Hear, hear.


I am sure that your Lordships and the country generally will hear with relief of the conclusion which has been reached by the absolutely unreserved acceptance by Germany of the terms that were agreed on at the last Conference in London and presented to Germany. It is unnecessary now to dwell on the relief which many of us feel in the fact that no further armed occupation of any part of Germany will occur. We developed, during the debate we had in the House, our strong sense of the misfortune to the whole of Europe which such a further occupation would be, and it is therefore an extreme-relief that it has been averted. In particular, as the noble Earl will recall from what I said on the last occasion, the absolute and unconditional agreement by Germany to proceed with the complete measure of disarmament which has been demanded is in the highest degree satisfactory. There is no part of the Treaty of Versailles regarding which it was more necessary that the obligation should be carried out to the full.

I note that, although the final acceptance by Germany of the terms has been so satisfactorily unconditional, it was not arrived at, as was perhaps natural, until after discussions and a difference of opinion in the Reichstag, and was finally carried by a moderate, although sufficient majority, of, I think, 46. It may be assumed, I hope, that that majority, being what it is, represents the settled determination of the German people to act up to the obligations which they have once more undertaken and reasserted, so that we trust there will be no further necessity for representations on the part of the Allies.

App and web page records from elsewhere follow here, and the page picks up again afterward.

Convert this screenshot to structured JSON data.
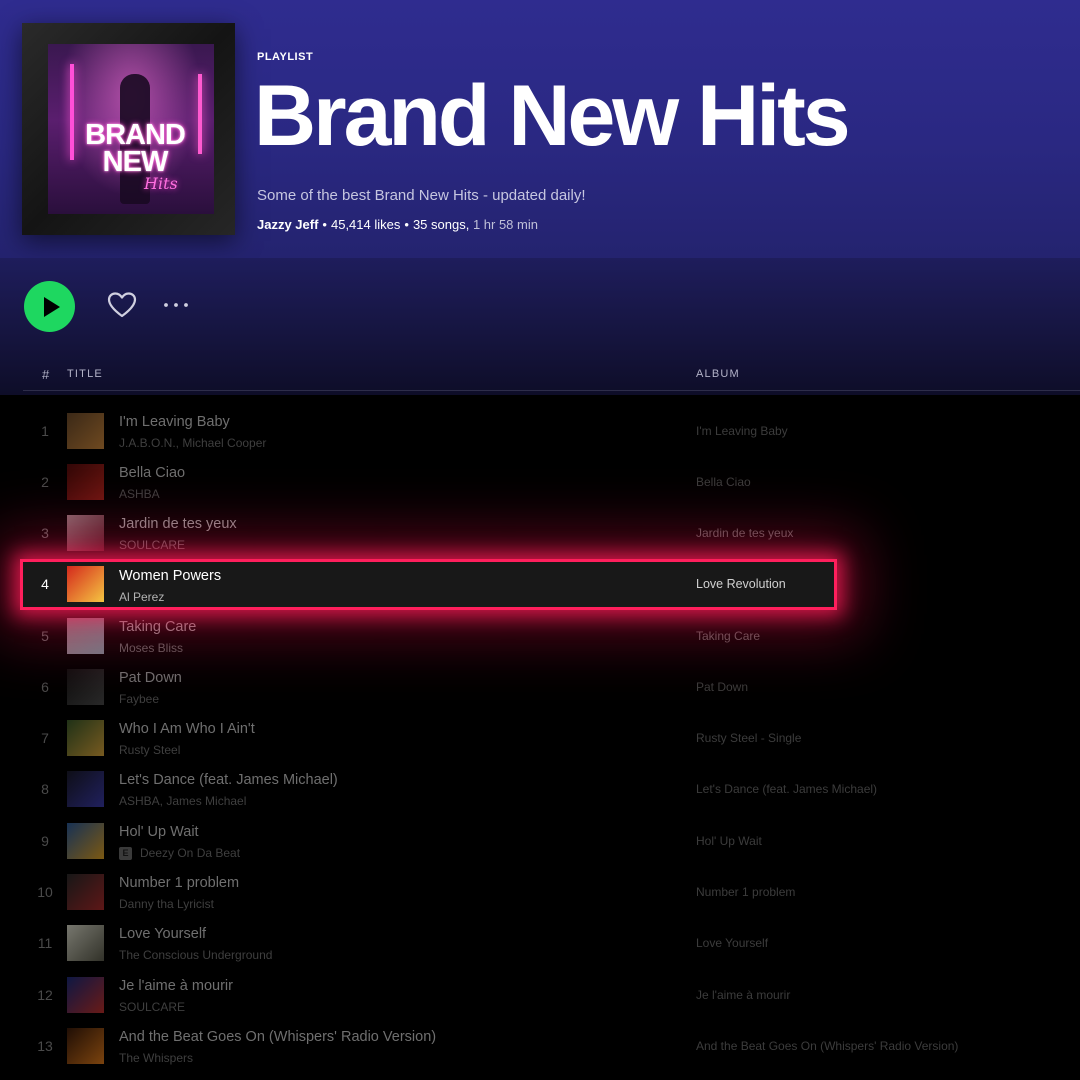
{
  "playlist": {
    "type": "PLAYLIST",
    "title": "Brand New Hits",
    "description": "Some of the best Brand New Hits - updated daily!",
    "owner": "Jazzy Jeff",
    "likes": "45,414 likes",
    "songs": "35 songs,",
    "duration": "1 hr 58 min",
    "cover": {
      "line1": "BRAND",
      "line2": "NEW",
      "line3": "Hits"
    }
  },
  "actions": {
    "play_icon": "play-icon",
    "heart_icon": "heart-icon",
    "more_icon": "more-icon"
  },
  "table_header": {
    "number": "#",
    "title": "TITLE",
    "album": "ALBUM"
  },
  "colors": {
    "accent": "#1ed760",
    "highlight": "#ff1f5c",
    "header_bg": "#2f2c8f"
  },
  "tracks": [
    {
      "num": "1",
      "title": "I'm Leaving Baby",
      "artist": "J.A.B.O.N., Michael Cooper",
      "album": "I'm Leaving Baby",
      "explicit": false,
      "thumb": [
        "#6b4a2a",
        "#c9853a"
      ]
    },
    {
      "num": "2",
      "title": "Bella Ciao",
      "artist": "ASHBA",
      "album": "Bella Ciao",
      "explicit": false,
      "thumb": [
        "#5a0c0c",
        "#c3281e"
      ]
    },
    {
      "num": "3",
      "title": "Jardin de tes yeux",
      "artist": "SOULCARE",
      "album": "Jardin de tes yeux",
      "explicit": false,
      "thumb": [
        "#e9b8c3",
        "#7a2a3a"
      ]
    },
    {
      "num": "4",
      "title": "Women Powers",
      "artist": "Al Perez",
      "album": "Love Revolution",
      "explicit": false,
      "thumb": [
        "#d4281c",
        "#f5c542"
      ]
    },
    {
      "num": "5",
      "title": "Taking Care",
      "artist": "Moses Bliss",
      "album": "Taking Care",
      "explicit": false,
      "thumb": [
        "#f0c4d6",
        "#c4e0f0"
      ]
    },
    {
      "num": "6",
      "title": "Pat Down",
      "artist": "Faybee",
      "album": "Pat Down",
      "explicit": false,
      "thumb": [
        "#1a1a1a",
        "#4a4a4a"
      ]
    },
    {
      "num": "7",
      "title": "Who I Am Who I Ain't",
      "artist": "Rusty Steel",
      "album": "Rusty Steel - Single",
      "explicit": false,
      "thumb": [
        "#3a5a2a",
        "#d9a43a"
      ]
    },
    {
      "num": "8",
      "title": "Let's Dance (feat. James Michael)",
      "artist": "ASHBA, James Michael",
      "album": "Let's Dance (feat. James Michael)",
      "explicit": false,
      "thumb": [
        "#1a1a2a",
        "#3a3aaa"
      ]
    },
    {
      "num": "9",
      "title": "Hol' Up Wait",
      "artist": "Deezy On Da Beat",
      "album": "Hol' Up Wait",
      "explicit": true,
      "explicit_label": "E",
      "thumb": [
        "#2a5a9a",
        "#e0a020"
      ]
    },
    {
      "num": "10",
      "title": "Number 1 problem",
      "artist": "Danny tha Lyricist",
      "album": "Number 1 problem",
      "explicit": false,
      "thumb": [
        "#2a2a2a",
        "#aa2a2a"
      ]
    },
    {
      "num": "11",
      "title": "Love Yourself",
      "artist": "The Conscious Underground",
      "album": "Love Yourself",
      "explicit": false,
      "thumb": [
        "#d8d8c8",
        "#5a5a4a"
      ]
    },
    {
      "num": "12",
      "title": "Je l'aime à mourir",
      "artist": "SOULCARE",
      "album": "Je l'aime à mourir",
      "explicit": false,
      "thumb": [
        "#1a2a7a",
        "#c0302a"
      ]
    },
    {
      "num": "13",
      "title": "And the Beat Goes On (Whispers' Radio Version)",
      "artist": "The Whispers",
      "album": "And the Beat Goes On (Whispers' Radio Version)",
      "explicit": false,
      "thumb": [
        "#3a1a0a",
        "#e07a1a"
      ]
    }
  ]
}
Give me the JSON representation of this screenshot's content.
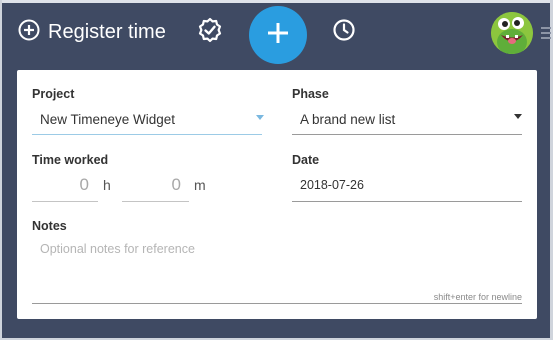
{
  "header": {
    "register_label": "Register time",
    "icons": {
      "register": "plus-circle-icon",
      "check": "check-badge-icon",
      "add": "plus-icon",
      "history": "clock-icon",
      "avatar": "user-avatar"
    }
  },
  "form": {
    "project": {
      "label": "Project",
      "value": "New Timeneye Widget"
    },
    "phase": {
      "label": "Phase",
      "value": "A brand new list"
    },
    "time_worked": {
      "label": "Time worked",
      "hours_placeholder": "0",
      "hours_unit": "h",
      "minutes_placeholder": "0",
      "minutes_unit": "m"
    },
    "date": {
      "label": "Date",
      "value": "2018-07-26"
    },
    "notes": {
      "label": "Notes",
      "placeholder": "Optional notes for reference",
      "hint": "shift+enter for newline"
    }
  },
  "colors": {
    "background": "#3f4a63",
    "accent": "#2a9de0",
    "card": "#ffffff"
  }
}
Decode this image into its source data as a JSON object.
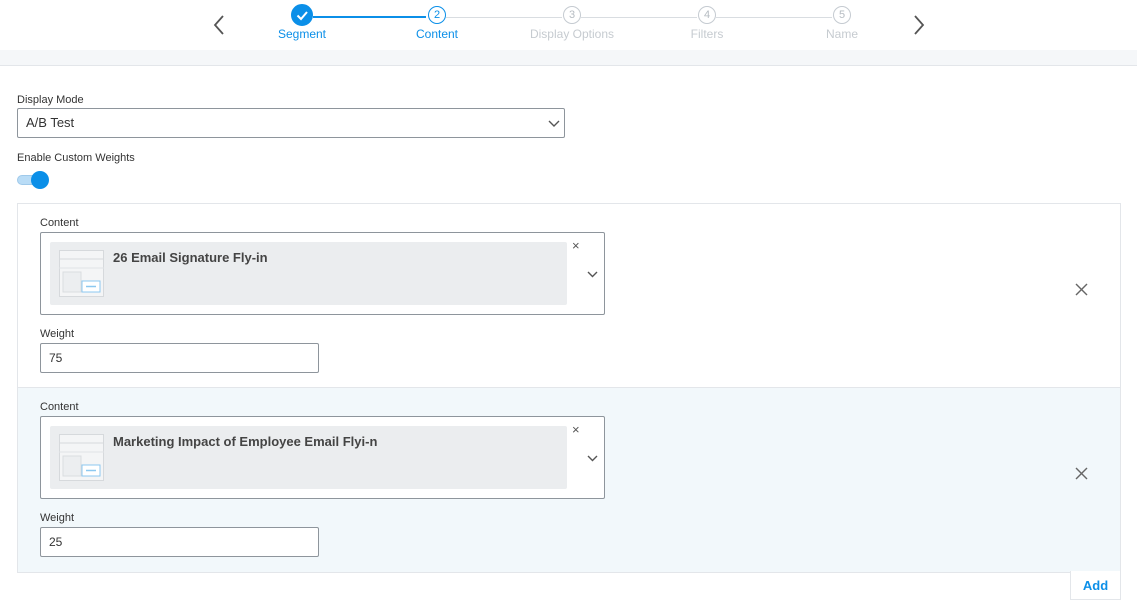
{
  "stepper": {
    "steps": [
      {
        "number": "1",
        "label": "Segment",
        "state": "done"
      },
      {
        "number": "2",
        "label": "Content",
        "state": "active"
      },
      {
        "number": "3",
        "label": "Display Options",
        "state": "todo"
      },
      {
        "number": "4",
        "label": "Filters",
        "state": "todo"
      },
      {
        "number": "5",
        "label": "Name",
        "state": "todo"
      }
    ]
  },
  "form": {
    "display_mode_label": "Display Mode",
    "display_mode_value": "A/B Test",
    "custom_weights_label": "Enable Custom Weights",
    "custom_weights_enabled": true
  },
  "variants": [
    {
      "content_label": "Content",
      "content_title": "26 Email Signature Fly-in",
      "clear_symbol": "×",
      "weight_label": "Weight",
      "weight_value": "75"
    },
    {
      "content_label": "Content",
      "content_title": "Marketing Impact of Employee Email Flyi-n",
      "clear_symbol": "×",
      "weight_label": "Weight",
      "weight_value": "25"
    }
  ],
  "actions": {
    "add_label": "Add"
  },
  "colors": {
    "accent": "#0b8fe8",
    "inactive": "#c6cbd0",
    "highlight_row": "#f2f8fb",
    "border": "#8e959c"
  }
}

The past cannot be wiped out, but, although it must be long before relations of amity in the full sense, still more of cordiality, can be arrived at between the two countries, I hope that the relations between ourselves and Germany in the future may be marked by complete correctness on both sides, and by a sentiment between the two countries not altogether unfriendly.